·2-min read
Nazi U-boat items - Kyle May Photography
Nazi U-boat items - Kyle May Photography

Historians in Birkenhead are hoping to uncover the mystery of why the U-boat U534 disobeyed orders to flee Germany in the dying days of the Second World War after unsealing hundreds of objects from the boat for the first time in 80 years.

They have opened dozens of boxes of artefacts found aboard the submarine, which is believed to have been scuttled by its crew after coming under attack from British aircraft off the coast of Denmark.

There are various theories as to what U534 was doing, including that it may have been carrying top-secret torpedo technology to Japan or even the US as part of a defection plan.

Nazi U-boat items - Kyle May Photography
Nazi U-boat items - Kyle May Photography

The most likely theory at the moment, experts said, was that it was fleeing to Argentina, perhaps with a very senior Nazi onboard.

Among the objects found on the boat, which was raised from the Danish seabed in 1993 and is now in Birkenhead, were books about South America, tropical uniforms and a number of luxury items including fine wines, classical records and large amounts of golden silk.

U-boat in Birkenhead - Kyle May Photography
U-boat in Birkenhead - Kyle May Photography

“You can start to just kind of put this picture together. If you were to put a gun to my head and make me guess, I do think there was probably some senior Nazi officers on board,” said Dean Paton, the director of Big Heritage, which now controls U534 and its contents.

Argentina became somewhat of a haven for Nazis fleeing Germany in the immediate aftermath of the war. Among them was Adolf Eichmann, a key organiser of the Holocaust. U534 also had an Argentinian-German radio operator aboard.

U534 under attack
U534 under attack

Researchers hope that the hundreds of documents preserved in the submarine may hold further clues as to its mission and perhaps even provide insights into Nazi actions elsewhere, given the successful destruction of most documents on land.

“The objects capture the moment when it sank,” said Mr Paton. “It’s almost like Pompeii.”
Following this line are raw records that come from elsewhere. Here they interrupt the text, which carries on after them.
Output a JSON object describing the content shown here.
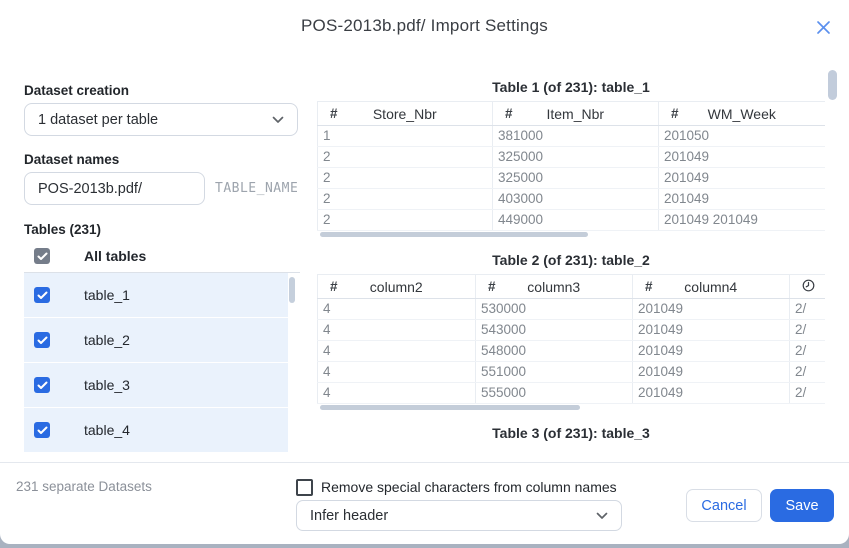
{
  "dialog": {
    "title": "POS-2013b.pdf/ Import Settings"
  },
  "left_panel": {
    "dataset_creation_label": "Dataset creation",
    "dataset_creation_value": "1 dataset per table",
    "dataset_names_label": "Dataset names",
    "dataset_name_value": "POS-2013b.pdf/",
    "dataset_name_suffix": "TABLE_NAME",
    "tables_header": "Tables (231)",
    "all_tables_label": "All tables",
    "all_tables_checked": true,
    "tables": [
      {
        "label": "table_1",
        "checked": true
      },
      {
        "label": "table_2",
        "checked": true
      },
      {
        "label": "table_3",
        "checked": true
      },
      {
        "label": "table_4",
        "checked": true
      }
    ]
  },
  "preview": {
    "tables": [
      {
        "title": "Table 1 (of 231): table_1",
        "columns": [
          {
            "type": "numeric",
            "icon": "#",
            "name": "Store_Nbr"
          },
          {
            "type": "numeric",
            "icon": "#",
            "name": "Item_Nbr"
          },
          {
            "type": "numeric",
            "icon": "#",
            "name": "WM_Week"
          }
        ],
        "rows": [
          [
            "1",
            "381000",
            "201050"
          ],
          [
            "2",
            "325000",
            "201049"
          ],
          [
            "2",
            "325000",
            "201049"
          ],
          [
            "2",
            "403000",
            "201049"
          ],
          [
            "2",
            "449000",
            "201049 201049"
          ]
        ]
      },
      {
        "title": "Table 2 (of 231): table_2",
        "columns": [
          {
            "type": "numeric",
            "icon": "#",
            "name": "column2"
          },
          {
            "type": "numeric",
            "icon": "#",
            "name": "column3"
          },
          {
            "type": "numeric",
            "icon": "#",
            "name": "column4"
          },
          {
            "type": "datetime",
            "icon": "clock",
            "name": ""
          }
        ],
        "rows": [
          [
            "4",
            "530000",
            "201049",
            "2/"
          ],
          [
            "4",
            "543000",
            "201049",
            "2/"
          ],
          [
            "4",
            "548000",
            "201049",
            "2/"
          ],
          [
            "4",
            "551000",
            "201049",
            "2/"
          ],
          [
            "4",
            "555000",
            "201049",
            "2/"
          ]
        ]
      },
      {
        "title": "Table 3 (of 231): table_3"
      }
    ]
  },
  "footer": {
    "summary": "231 separate Datasets",
    "remove_special_label": "Remove special characters from column names",
    "remove_special_checked": false,
    "header_mode_value": "Infer header",
    "cancel_label": "Cancel",
    "save_label": "Save"
  },
  "colors": {
    "accent": "#2a6be2",
    "checkbox_blue": "#2a6be2",
    "checkbox_gray": "#757d8a",
    "row_highlight": "#eaf2fc",
    "save_button": "#2a6be2"
  }
}
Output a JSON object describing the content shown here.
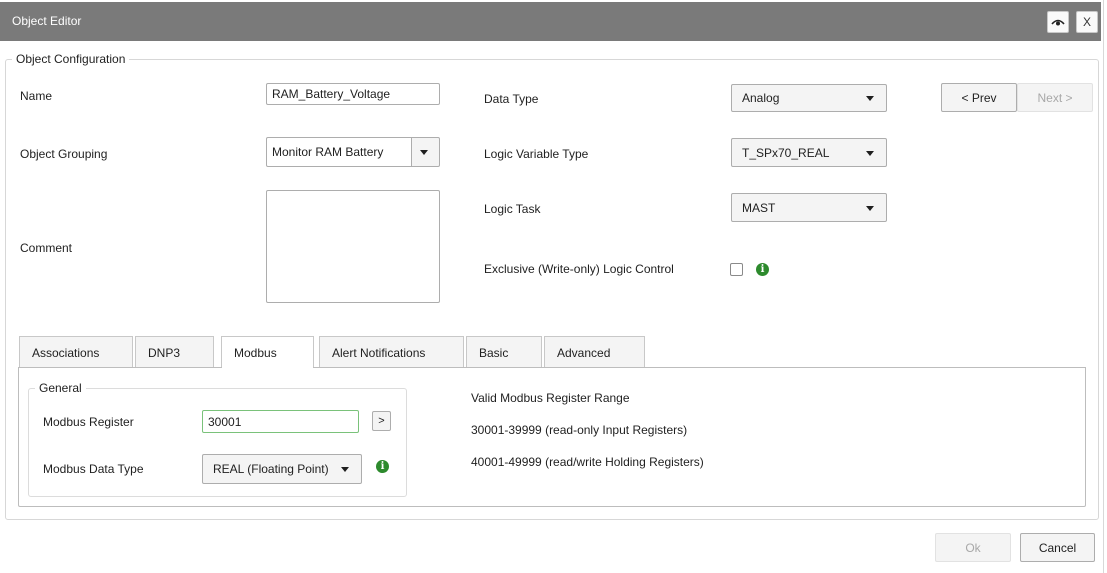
{
  "window": {
    "title": "Object Editor",
    "visibility_icon": "eye-icon",
    "close_label": "X"
  },
  "config": {
    "legend": "Object Configuration",
    "name_label": "Name",
    "name_value": "RAM_Battery_Voltage",
    "grouping_label": "Object Grouping",
    "grouping_value": "Monitor RAM Battery",
    "comment_label": "Comment",
    "comment_value": "",
    "data_type_label": "Data Type",
    "data_type_value": "Analog",
    "logic_var_label": "Logic Variable Type",
    "logic_var_value": "T_SPx70_REAL",
    "logic_task_label": "Logic Task",
    "logic_task_value": "MAST",
    "exclusive_label": "Exclusive (Write-only) Logic Control",
    "exclusive_checked": false,
    "prev_label": "< Prev",
    "next_label": "Next >"
  },
  "tabs": [
    {
      "label": "Associations",
      "active": false
    },
    {
      "label": "DNP3",
      "active": false
    },
    {
      "label": "Modbus",
      "active": true
    },
    {
      "label": "Alert Notifications",
      "active": false
    },
    {
      "label": "Basic",
      "active": false
    },
    {
      "label": "Advanced",
      "active": false
    }
  ],
  "modbus": {
    "general_legend": "General",
    "register_label": "Modbus Register",
    "register_value": "30001",
    "register_button": ">",
    "data_type_label": "Modbus Data Type",
    "data_type_value": "REAL (Floating Point)",
    "range_title": "Valid Modbus Register Range",
    "range_input": "30001-39999 (read-only Input Registers)",
    "range_holding": "40001-49999 (read/write Holding Registers)"
  },
  "footer": {
    "ok_label": "Ok",
    "cancel_label": "Cancel"
  },
  "colors": {
    "titlebar": "#7a7a7a",
    "info_icon": "#2d8a2d",
    "focus_border": "#7ac27a"
  }
}
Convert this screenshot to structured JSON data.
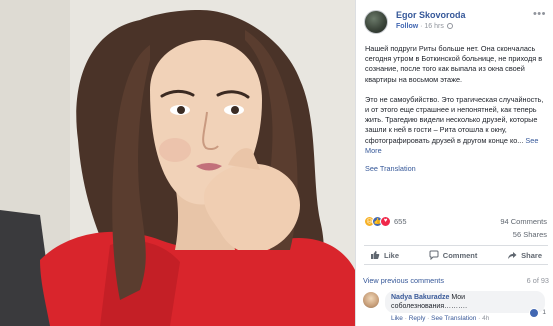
{
  "post": {
    "author": "Egor Skovoroda",
    "follow_label": "Follow",
    "timestamp": "16 hrs",
    "menu_icon": "more-dots-icon",
    "text": {
      "paragraph1": "Нашей подруги Риты больше нет. Она скончалась сегодня утром в Боткинской больнице, не приходя в сознание, после того как выпала из окна своей квартиры на восьмом этаже.",
      "paragraph2": "Это не самоубийство. Это трагическая случайность, и от этого еще страшнее и непонятней, как теперь жить. Трагедию видели несколько друзей, которые зашли к ней в гости – Рита отошла к окну, сфотографировать друзей в другом конце ко...",
      "see_more": "See More"
    },
    "see_translation": "See Translation",
    "reactions": {
      "icons": [
        "sad-reaction-icon",
        "like-reaction-icon",
        "love-reaction-icon"
      ],
      "count": "655"
    },
    "comments_count": "94 Comments",
    "shares_count": "56 Shares",
    "actions": {
      "like": "Like",
      "comment": "Comment",
      "share": "Share"
    }
  },
  "comments": {
    "view_previous": "View previous comments",
    "page": "6 of 93",
    "items": [
      {
        "name": "Nadya Bakuradze",
        "text": "Мои соболезнования……….",
        "like_label": "Like",
        "reply_label": "Reply",
        "see_translation": "See Translation",
        "time": "4h",
        "likes": "1"
      }
    ]
  },
  "colors": {
    "link_blue": "#365899",
    "brand_blue": "#4267b2",
    "muted_gray": "#90949c",
    "sweater_red": "#d9252c"
  }
}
Our goal is to create a safe and engaging place for users to connect over interests and passions. In order to improve our community experience, we are temporarily suspending article commenting